Zee Research Group
If history is to be believed, there is nothing bizarre in assuming that reform agenda is not confined to the Budget alone. Even though the big event of Budget has passed, it is not unlikely that bold reform measures could be taken now.
The Narendra Modi-led government has also shown its propensity to announce reforms outside the Budget. It has hiked rail fares and maintained status quo on the excise duty for automobiles and white goods before presenting its maiden Budget.
Zee Research Group (ZRG) has listed some structural measures which can help the economy in regaining its lost momentum.
It was expected that this Budget would announce a deadline for the implementation of Goods and Services Tax (GST). This pending reform is supposed to have cascading effects on boosting tax efficiency, collections and overall GDP growth.

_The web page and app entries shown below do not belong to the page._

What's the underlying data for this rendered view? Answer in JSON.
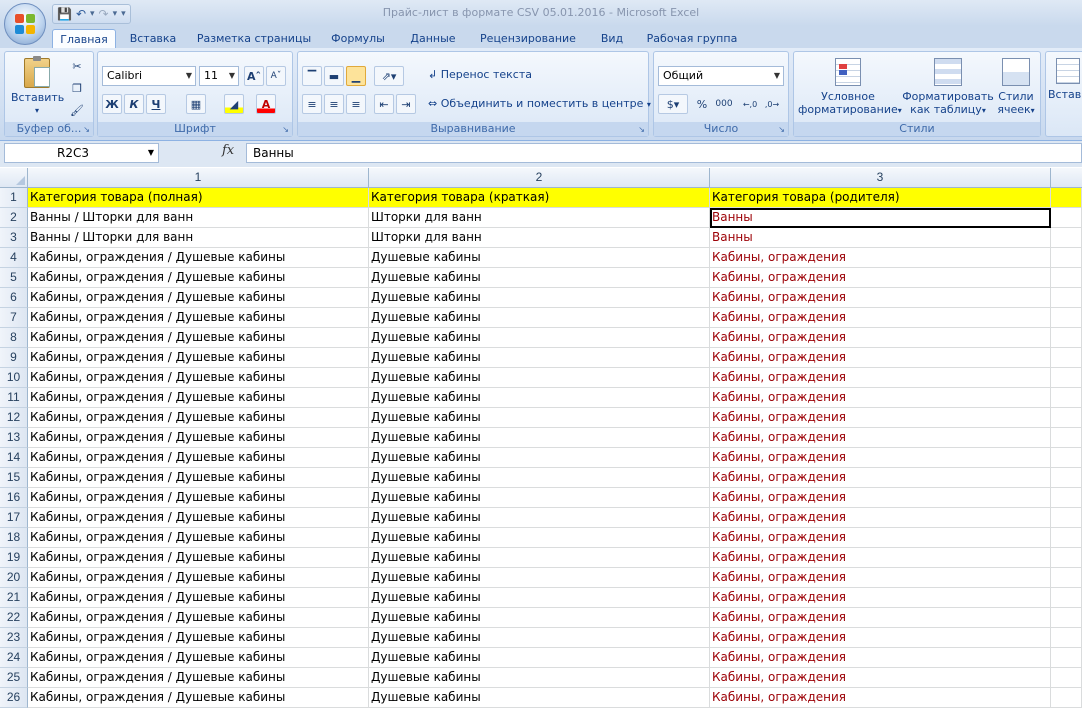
{
  "window": {
    "title": "Прайс-лист в формате CSV 05.01.2016 - Microsoft Excel"
  },
  "qat": {
    "save_icon": "save-icon",
    "undo_icon": "undo-icon",
    "redo_icon": "redo-icon",
    "customize_icon": "customize-qat-icon"
  },
  "tabs": [
    "Главная",
    "Вставка",
    "Разметка страницы",
    "Формулы",
    "Данные",
    "Рецензирование",
    "Вид",
    "Рабочая группа"
  ],
  "ribbon": {
    "clipboard": {
      "label": "Буфер об...",
      "paste": "Вставить"
    },
    "font": {
      "label": "Шрифт",
      "name": "Calibri",
      "size": "11",
      "bold": "Ж",
      "italic": "К",
      "underline": "Ч"
    },
    "alignment": {
      "label": "Выравнивание",
      "wrap": "Перенос текста",
      "merge": "Объединить и поместить в центре"
    },
    "number": {
      "label": "Число",
      "format": "Общий",
      "percent": "%",
      "thousands": "000",
      "inc_decimal": ",0 ,00",
      "dec_decimal": ",00 ,0"
    },
    "styles": {
      "label": "Стили",
      "conditional_l1": "Условное",
      "conditional_l2": "форматирование",
      "table_l1": "Форматировать",
      "table_l2": "как таблицу",
      "cell_l1": "Стили",
      "cell_l2": "ячеек"
    },
    "cells": {
      "insert": "Встав"
    }
  },
  "formula_bar": {
    "name_box": "R2C3",
    "fx": "fx",
    "value": "Ванны"
  },
  "grid": {
    "columns": [
      "1",
      "2",
      "3"
    ],
    "rows": [
      {
        "n": "1",
        "c1": "Категория товара (полная)",
        "c2": "Категория товара (краткая)",
        "c3": "Категория товара (родителя)"
      },
      {
        "n": "2",
        "c1": "Ванны / Шторки для ванн",
        "c2": "Шторки для ванн",
        "c3": "Ванны"
      },
      {
        "n": "3",
        "c1": "Ванны / Шторки для ванн",
        "c2": "Шторки для ванн",
        "c3": "Ванны"
      },
      {
        "n": "4",
        "c1": "Кабины, ограждения / Душевые кабины",
        "c2": "Душевые кабины",
        "c3": "Кабины, ограждения"
      },
      {
        "n": "5",
        "c1": "Кабины, ограждения / Душевые кабины",
        "c2": "Душевые кабины",
        "c3": "Кабины, ограждения"
      },
      {
        "n": "6",
        "c1": "Кабины, ограждения / Душевые кабины",
        "c2": "Душевые кабины",
        "c3": "Кабины, ограждения"
      },
      {
        "n": "7",
        "c1": "Кабины, ограждения / Душевые кабины",
        "c2": "Душевые кабины",
        "c3": "Кабины, ограждения"
      },
      {
        "n": "8",
        "c1": "Кабины, ограждения / Душевые кабины",
        "c2": "Душевые кабины",
        "c3": "Кабины, ограждения"
      },
      {
        "n": "9",
        "c1": "Кабины, ограждения / Душевые кабины",
        "c2": "Душевые кабины",
        "c3": "Кабины, ограждения"
      },
      {
        "n": "10",
        "c1": "Кабины, ограждения / Душевые кабины",
        "c2": "Душевые кабины",
        "c3": "Кабины, ограждения"
      },
      {
        "n": "11",
        "c1": "Кабины, ограждения / Душевые кабины",
        "c2": "Душевые кабины",
        "c3": "Кабины, ограждения"
      },
      {
        "n": "12",
        "c1": "Кабины, ограждения / Душевые кабины",
        "c2": "Душевые кабины",
        "c3": "Кабины, ограждения"
      },
      {
        "n": "13",
        "c1": "Кабины, ограждения / Душевые кабины",
        "c2": "Душевые кабины",
        "c3": "Кабины, ограждения"
      },
      {
        "n": "14",
        "c1": "Кабины, ограждения / Душевые кабины",
        "c2": "Душевые кабины",
        "c3": "Кабины, ограждения"
      },
      {
        "n": "15",
        "c1": "Кабины, ограждения / Душевые кабины",
        "c2": "Душевые кабины",
        "c3": "Кабины, ограждения"
      },
      {
        "n": "16",
        "c1": "Кабины, ограждения / Душевые кабины",
        "c2": "Душевые кабины",
        "c3": "Кабины, ограждения"
      },
      {
        "n": "17",
        "c1": "Кабины, ограждения / Душевые кабины",
        "c2": "Душевые кабины",
        "c3": "Кабины, ограждения"
      },
      {
        "n": "18",
        "c1": "Кабины, ограждения / Душевые кабины",
        "c2": "Душевые кабины",
        "c3": "Кабины, ограждения"
      },
      {
        "n": "19",
        "c1": "Кабины, ограждения / Душевые кабины",
        "c2": "Душевые кабины",
        "c3": "Кабины, ограждения"
      },
      {
        "n": "20",
        "c1": "Кабины, ограждения / Душевые кабины",
        "c2": "Душевые кабины",
        "c3": "Кабины, ограждения"
      },
      {
        "n": "21",
        "c1": "Кабины, ограждения / Душевые кабины",
        "c2": "Душевые кабины",
        "c3": "Кабины, ограждения"
      },
      {
        "n": "22",
        "c1": "Кабины, ограждения / Душевые кабины",
        "c2": "Душевые кабины",
        "c3": "Кабины, ограждения"
      },
      {
        "n": "23",
        "c1": "Кабины, ограждения / Душевые кабины",
        "c2": "Душевые кабины",
        "c3": "Кабины, ограждения"
      },
      {
        "n": "24",
        "c1": "Кабины, ограждения / Душевые кабины",
        "c2": "Душевые кабины",
        "c3": "Кабины, ограждения"
      },
      {
        "n": "25",
        "c1": "Кабины, ограждения / Душевые кабины",
        "c2": "Душевые кабины",
        "c3": "Кабины, ограждения"
      },
      {
        "n": "26",
        "c1": "Кабины, ограждения / Душевые кабины",
        "c2": "Душевые кабины",
        "c3": "Кабины, ограждения"
      }
    ]
  },
  "colors": {
    "header_fill": "#ffff00",
    "parent_text": "#9c0006",
    "ribbon_bg": "#c9d9ed"
  }
}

As per the NCAER study, a complete implementation of the GST could lift GDP growth by 0.9-1.7 percentage points for all future years.

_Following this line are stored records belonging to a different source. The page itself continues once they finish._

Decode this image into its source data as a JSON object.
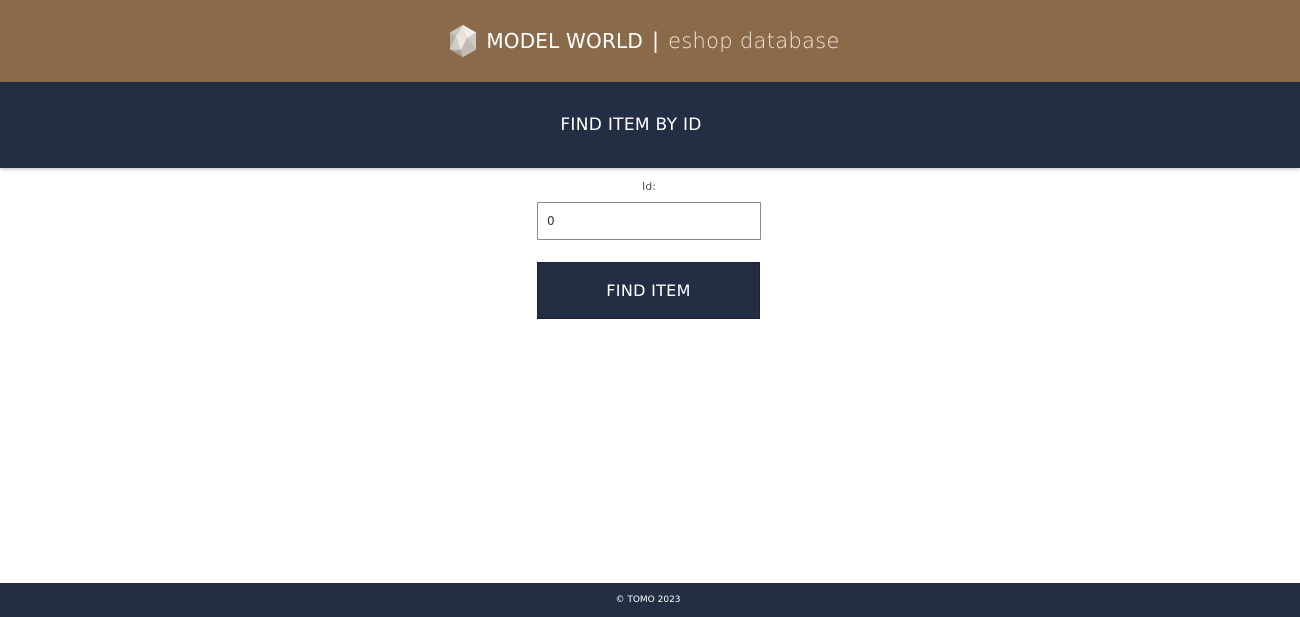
{
  "header": {
    "brand_name": "MODEL WORLD",
    "separator": "|",
    "brand_subtitle": "eshop database",
    "logo_icon": "polyhedron-logo-icon",
    "background_color": "#8b6a4a"
  },
  "title_bar": {
    "title": "FIND ITEM BY ID",
    "background_color": "#232d43"
  },
  "form": {
    "id_label": "Id:",
    "id_value": "0",
    "submit_label": "FIND ITEM"
  },
  "footer": {
    "copyright": "© TOMO 2023"
  }
}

However, GST was only given a cursory mention in the Budget speech and that too without a deadline for it. Arun Jaitley in his first Budget stated, “Some States have been apprehensive about surrendering their taxation jurisdiction; others want to be adequately compensated. I have discussed the matter with the States both individually and collectively. I do hope we are able to find a solution in the course of this year and approve the legislative scheme which enables the introduction of GST.” Hence, it is expected that during the course of this year, the government will find a solution and will set a deadline for its implementation.
In sync with the view, Ambit Capital in its report asserted, “In its first major economic outing, the NDA lost an opportunity to reset the tone and tenor of policy in India. On implementing the GST, the minister recognised the need for this piece of reform but resisted committing to a date.”

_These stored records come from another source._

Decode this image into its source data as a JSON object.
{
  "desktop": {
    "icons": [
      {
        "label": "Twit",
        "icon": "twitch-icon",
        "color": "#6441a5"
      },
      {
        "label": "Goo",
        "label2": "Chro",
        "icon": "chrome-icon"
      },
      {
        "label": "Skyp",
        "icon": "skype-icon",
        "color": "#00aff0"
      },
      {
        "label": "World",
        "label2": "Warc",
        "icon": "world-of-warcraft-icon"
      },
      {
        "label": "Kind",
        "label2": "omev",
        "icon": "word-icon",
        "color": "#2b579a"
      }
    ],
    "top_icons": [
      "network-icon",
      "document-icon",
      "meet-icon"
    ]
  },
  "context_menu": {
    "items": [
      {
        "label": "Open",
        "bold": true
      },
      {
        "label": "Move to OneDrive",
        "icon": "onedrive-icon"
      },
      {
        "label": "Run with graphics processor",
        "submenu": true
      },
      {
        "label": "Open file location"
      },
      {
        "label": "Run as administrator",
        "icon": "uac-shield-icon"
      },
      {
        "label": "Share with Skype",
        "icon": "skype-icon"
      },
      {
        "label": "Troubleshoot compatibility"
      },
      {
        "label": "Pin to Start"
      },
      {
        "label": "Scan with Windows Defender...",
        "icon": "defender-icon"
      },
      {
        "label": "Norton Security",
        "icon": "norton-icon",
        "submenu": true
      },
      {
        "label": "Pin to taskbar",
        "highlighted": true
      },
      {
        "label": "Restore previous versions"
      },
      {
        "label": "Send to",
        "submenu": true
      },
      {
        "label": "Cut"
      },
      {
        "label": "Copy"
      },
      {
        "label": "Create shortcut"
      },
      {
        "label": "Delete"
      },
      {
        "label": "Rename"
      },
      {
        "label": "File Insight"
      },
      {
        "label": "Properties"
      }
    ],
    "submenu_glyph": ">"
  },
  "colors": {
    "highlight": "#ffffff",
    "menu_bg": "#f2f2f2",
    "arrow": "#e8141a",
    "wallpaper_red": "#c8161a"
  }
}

Another disappointment was that the government failed to give a roadmap for the reduction of subsidies. While the finance minister proposed to overhaul the subsidy regime, including food and petrol subsidies, he failed to lay a roadmap for a cut in subsidies. With a decisive mandate in hand, it is expected that going forward government can make bold announcements on price rationalisation of LPG, and kerosene.
Further, the cap on subsidised LPG cylinders could be reduced from 12 currently to 9 in order to limit the growth in fuel consumption. Currently, LPG subsidy accounts for almost 50 per cent of total oil subsidy bill. The move could reduce fuel subsidy burden by nearly Rs 4,000 crore.
Even the report by Espirito Santo India has shared its disappointments from the Budget. It includes: optimistic revenue estimates, no timeline for the roll-out of GST, no clear roadmap for subsidy reduction, and a vague view on retrospective taxation.
The decisive election mandate of the newly elected government has raised expectations that the government would initiate bold measures in this Budget which can improve the macroeconomic environment. However, the government has failed to outline tough policy changes in the Budget.
With regards to Land Acquisition Act, the government is expected to tweak it to make it more business friendly. It is expected that consent requirement for PPP projects may be reduced from 70 per cent to 50 per cent of land owners. Further, the BJP manifesto had hinted at reviewing the Act but one has to wait till the next session of the Parliament.
Likewise, everybody was waiting for some announcement related to Labour reforms. There are at least 250 labour laws in the country which have created a complex network of laws regulating organised labour. Restrictive laws have inhibited growth of the economy. Recently, Rajasthan took steps to reduce exit barriers for firms.
Taking cues from Rajasthan government’s move, it was expected that in Budget government would provide an injection of flexibility into labour market regulation which can attract foreign capital, create jobs and unleash higher growth.
Going down in history, UPA-II government unleashed a slew of reforms outside the Budget under the leadership of P Chidambaram. The structural reforms started with the diesel price hike, capping the limit of subsidised LPG cylinders, allowing FDI in multi-brand retail and aviation. Further, the Cabinet cleared the proposal related to 49 per cent FDI in insurance along with 26 per cent in pension funds. It also cleared the revised draft of the Companies Bill apart from upgrading five airports to international levels.
Now, Modi being at the helm of the government, it is expected that India will unlock its growth potential in the coming years.